[Web page and app entries]

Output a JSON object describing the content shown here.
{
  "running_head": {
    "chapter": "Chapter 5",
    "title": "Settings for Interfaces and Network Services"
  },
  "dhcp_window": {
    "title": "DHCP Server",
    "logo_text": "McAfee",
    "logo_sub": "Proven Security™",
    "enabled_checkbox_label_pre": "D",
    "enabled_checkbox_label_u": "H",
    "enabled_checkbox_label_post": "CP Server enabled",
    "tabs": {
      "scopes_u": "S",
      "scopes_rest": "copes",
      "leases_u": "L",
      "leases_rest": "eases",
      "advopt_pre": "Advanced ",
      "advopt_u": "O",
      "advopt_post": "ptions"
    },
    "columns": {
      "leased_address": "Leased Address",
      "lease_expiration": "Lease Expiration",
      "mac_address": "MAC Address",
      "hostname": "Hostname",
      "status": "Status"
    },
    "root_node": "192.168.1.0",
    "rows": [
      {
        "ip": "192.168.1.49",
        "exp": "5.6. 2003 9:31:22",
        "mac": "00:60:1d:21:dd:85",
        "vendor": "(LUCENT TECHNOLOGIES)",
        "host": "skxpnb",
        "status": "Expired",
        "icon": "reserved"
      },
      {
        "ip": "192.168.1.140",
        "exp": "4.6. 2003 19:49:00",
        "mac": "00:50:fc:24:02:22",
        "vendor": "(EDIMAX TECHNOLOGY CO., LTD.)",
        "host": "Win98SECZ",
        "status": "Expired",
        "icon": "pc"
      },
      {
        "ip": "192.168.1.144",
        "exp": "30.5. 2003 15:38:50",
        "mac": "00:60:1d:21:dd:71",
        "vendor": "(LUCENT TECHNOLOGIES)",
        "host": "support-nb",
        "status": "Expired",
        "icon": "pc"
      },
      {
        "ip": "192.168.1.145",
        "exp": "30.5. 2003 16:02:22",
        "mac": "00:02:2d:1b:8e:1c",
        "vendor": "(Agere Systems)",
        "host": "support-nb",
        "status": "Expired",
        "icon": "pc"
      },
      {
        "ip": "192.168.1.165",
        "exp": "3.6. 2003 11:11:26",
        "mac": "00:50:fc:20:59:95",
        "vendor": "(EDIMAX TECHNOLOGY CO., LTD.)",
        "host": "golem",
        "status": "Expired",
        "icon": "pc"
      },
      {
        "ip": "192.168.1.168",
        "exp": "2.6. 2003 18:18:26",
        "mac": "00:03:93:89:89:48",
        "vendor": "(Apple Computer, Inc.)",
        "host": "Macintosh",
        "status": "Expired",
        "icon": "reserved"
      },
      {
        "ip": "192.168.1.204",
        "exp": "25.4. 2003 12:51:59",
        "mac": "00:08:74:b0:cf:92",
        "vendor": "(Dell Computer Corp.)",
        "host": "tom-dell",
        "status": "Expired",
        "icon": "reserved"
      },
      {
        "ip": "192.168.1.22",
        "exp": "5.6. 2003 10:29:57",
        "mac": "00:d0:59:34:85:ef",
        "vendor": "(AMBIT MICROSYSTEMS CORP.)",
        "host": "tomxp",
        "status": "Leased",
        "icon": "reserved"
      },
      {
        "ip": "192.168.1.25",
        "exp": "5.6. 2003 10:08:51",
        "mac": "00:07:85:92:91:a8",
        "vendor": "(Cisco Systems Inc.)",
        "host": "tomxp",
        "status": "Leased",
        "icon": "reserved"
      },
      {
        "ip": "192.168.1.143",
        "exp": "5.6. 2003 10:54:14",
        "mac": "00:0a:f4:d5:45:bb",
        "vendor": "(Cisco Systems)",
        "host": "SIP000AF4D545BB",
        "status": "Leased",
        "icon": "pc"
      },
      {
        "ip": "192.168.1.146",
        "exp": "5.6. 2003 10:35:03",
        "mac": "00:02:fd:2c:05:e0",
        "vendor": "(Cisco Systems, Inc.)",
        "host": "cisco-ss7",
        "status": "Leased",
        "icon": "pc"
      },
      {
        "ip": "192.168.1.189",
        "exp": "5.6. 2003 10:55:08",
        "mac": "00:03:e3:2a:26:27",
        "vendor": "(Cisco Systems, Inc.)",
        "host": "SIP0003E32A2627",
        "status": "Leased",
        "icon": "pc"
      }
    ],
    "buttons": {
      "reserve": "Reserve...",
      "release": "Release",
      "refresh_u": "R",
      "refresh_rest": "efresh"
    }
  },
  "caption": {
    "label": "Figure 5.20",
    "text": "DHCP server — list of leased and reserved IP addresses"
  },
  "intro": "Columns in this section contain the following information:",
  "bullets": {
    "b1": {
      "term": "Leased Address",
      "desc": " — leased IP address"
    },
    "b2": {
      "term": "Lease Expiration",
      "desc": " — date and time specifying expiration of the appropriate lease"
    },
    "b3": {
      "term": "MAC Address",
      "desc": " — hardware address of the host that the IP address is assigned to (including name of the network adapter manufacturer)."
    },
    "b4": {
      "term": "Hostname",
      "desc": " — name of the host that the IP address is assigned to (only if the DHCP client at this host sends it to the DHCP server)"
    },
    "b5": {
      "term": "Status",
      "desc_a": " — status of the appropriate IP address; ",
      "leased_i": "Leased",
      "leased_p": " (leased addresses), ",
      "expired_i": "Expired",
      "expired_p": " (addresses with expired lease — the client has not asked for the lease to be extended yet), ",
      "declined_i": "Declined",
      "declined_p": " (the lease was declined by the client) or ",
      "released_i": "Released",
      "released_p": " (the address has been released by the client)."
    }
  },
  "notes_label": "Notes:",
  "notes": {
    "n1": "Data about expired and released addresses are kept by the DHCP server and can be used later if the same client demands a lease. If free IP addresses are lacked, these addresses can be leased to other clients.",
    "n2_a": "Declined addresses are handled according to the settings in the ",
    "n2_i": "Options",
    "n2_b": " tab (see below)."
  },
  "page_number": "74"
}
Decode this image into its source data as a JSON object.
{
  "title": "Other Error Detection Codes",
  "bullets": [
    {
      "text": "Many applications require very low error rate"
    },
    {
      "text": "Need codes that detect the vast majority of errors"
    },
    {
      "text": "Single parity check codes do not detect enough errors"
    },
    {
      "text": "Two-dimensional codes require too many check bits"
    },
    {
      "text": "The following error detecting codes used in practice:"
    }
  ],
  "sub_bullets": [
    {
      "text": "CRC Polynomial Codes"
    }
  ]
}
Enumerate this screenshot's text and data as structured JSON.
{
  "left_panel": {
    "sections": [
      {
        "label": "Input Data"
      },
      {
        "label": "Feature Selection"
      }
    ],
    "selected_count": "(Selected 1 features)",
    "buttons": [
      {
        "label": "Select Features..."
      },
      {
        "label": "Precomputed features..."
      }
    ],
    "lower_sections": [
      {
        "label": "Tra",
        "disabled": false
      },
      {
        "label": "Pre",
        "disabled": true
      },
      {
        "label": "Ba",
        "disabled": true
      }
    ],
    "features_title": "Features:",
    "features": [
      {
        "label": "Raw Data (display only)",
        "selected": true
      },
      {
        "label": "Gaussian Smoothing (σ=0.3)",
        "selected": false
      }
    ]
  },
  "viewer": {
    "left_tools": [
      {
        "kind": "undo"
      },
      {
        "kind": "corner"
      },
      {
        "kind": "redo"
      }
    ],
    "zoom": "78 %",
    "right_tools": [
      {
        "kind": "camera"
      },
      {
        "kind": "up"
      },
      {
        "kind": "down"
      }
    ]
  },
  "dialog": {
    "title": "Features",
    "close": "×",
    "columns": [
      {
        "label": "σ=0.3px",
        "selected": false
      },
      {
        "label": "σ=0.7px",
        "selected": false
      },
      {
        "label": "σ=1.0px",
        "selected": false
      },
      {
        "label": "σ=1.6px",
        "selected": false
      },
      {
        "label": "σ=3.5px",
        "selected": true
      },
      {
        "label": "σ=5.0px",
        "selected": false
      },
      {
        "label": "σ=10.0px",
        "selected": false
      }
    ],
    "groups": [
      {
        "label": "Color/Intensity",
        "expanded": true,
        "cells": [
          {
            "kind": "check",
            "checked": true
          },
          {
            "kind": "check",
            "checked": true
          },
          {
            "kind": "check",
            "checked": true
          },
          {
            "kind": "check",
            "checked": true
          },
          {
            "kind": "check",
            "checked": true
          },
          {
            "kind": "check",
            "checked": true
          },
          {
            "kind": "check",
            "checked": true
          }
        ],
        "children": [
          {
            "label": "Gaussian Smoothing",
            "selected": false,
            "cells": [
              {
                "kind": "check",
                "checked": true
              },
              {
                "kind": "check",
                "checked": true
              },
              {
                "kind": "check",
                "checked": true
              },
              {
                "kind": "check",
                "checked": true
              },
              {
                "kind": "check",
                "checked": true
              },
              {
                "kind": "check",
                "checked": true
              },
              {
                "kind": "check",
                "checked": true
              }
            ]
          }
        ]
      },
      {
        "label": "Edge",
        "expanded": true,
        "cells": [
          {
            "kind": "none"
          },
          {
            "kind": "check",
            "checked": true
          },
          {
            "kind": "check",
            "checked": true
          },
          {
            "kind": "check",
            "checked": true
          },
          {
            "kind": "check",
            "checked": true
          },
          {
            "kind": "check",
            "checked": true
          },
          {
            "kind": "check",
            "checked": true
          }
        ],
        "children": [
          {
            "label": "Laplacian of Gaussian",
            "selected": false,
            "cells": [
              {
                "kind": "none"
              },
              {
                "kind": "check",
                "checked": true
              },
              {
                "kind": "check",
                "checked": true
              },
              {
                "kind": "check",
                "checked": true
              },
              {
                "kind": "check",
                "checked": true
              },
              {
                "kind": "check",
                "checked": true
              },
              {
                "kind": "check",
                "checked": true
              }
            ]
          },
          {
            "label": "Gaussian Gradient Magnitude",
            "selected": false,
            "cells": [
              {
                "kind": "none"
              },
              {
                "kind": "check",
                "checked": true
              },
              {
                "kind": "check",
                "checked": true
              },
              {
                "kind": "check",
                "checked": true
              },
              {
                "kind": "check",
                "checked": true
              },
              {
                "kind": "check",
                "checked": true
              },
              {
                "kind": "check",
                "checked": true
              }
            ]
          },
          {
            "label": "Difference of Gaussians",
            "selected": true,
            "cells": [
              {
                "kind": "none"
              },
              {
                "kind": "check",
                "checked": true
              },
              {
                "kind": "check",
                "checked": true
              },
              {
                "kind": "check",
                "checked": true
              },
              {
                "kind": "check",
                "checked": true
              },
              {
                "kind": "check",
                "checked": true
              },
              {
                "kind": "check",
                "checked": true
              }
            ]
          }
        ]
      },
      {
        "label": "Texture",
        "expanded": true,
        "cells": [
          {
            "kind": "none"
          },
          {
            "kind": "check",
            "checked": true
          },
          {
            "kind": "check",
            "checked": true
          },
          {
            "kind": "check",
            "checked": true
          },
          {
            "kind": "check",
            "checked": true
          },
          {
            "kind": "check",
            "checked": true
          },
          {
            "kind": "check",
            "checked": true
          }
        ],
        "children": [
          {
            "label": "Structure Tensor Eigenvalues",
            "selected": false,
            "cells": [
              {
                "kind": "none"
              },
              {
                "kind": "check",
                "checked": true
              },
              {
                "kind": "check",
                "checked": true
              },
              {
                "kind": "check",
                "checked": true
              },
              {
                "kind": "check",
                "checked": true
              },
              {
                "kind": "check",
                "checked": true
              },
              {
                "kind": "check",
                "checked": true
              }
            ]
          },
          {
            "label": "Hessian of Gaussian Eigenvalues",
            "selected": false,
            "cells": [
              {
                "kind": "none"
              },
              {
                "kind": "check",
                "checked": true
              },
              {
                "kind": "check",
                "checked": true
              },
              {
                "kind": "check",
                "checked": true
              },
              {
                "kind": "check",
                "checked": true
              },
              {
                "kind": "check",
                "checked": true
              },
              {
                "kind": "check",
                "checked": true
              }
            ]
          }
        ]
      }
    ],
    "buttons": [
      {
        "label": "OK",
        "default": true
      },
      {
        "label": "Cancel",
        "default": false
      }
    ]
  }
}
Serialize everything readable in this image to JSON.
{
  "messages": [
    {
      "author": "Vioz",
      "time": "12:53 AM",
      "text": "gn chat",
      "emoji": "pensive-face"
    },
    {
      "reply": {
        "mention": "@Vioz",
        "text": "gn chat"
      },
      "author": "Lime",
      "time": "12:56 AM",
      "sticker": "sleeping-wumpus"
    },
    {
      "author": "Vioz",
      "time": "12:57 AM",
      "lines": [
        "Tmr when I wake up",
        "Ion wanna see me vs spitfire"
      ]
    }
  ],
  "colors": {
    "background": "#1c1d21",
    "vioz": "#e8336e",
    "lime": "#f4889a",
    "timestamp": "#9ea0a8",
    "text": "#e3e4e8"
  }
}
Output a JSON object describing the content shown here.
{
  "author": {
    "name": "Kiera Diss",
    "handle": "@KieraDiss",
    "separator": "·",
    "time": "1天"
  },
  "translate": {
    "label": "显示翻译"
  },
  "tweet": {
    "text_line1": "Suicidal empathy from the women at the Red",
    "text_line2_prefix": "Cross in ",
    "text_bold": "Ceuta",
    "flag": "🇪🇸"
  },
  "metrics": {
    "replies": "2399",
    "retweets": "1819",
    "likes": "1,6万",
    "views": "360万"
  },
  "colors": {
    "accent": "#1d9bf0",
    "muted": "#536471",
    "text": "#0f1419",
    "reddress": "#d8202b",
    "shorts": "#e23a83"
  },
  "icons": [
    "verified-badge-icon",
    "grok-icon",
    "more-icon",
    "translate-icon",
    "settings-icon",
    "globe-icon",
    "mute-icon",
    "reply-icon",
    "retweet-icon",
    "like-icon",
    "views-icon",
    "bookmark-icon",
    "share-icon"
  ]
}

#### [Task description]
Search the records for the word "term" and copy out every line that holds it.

#### [Answer to the exercise]
      "term": "Leased Address",
      "term": "Lease Expiration",
      "term": "MAC Address",
      "term": "Hostname",
      "term": "Status",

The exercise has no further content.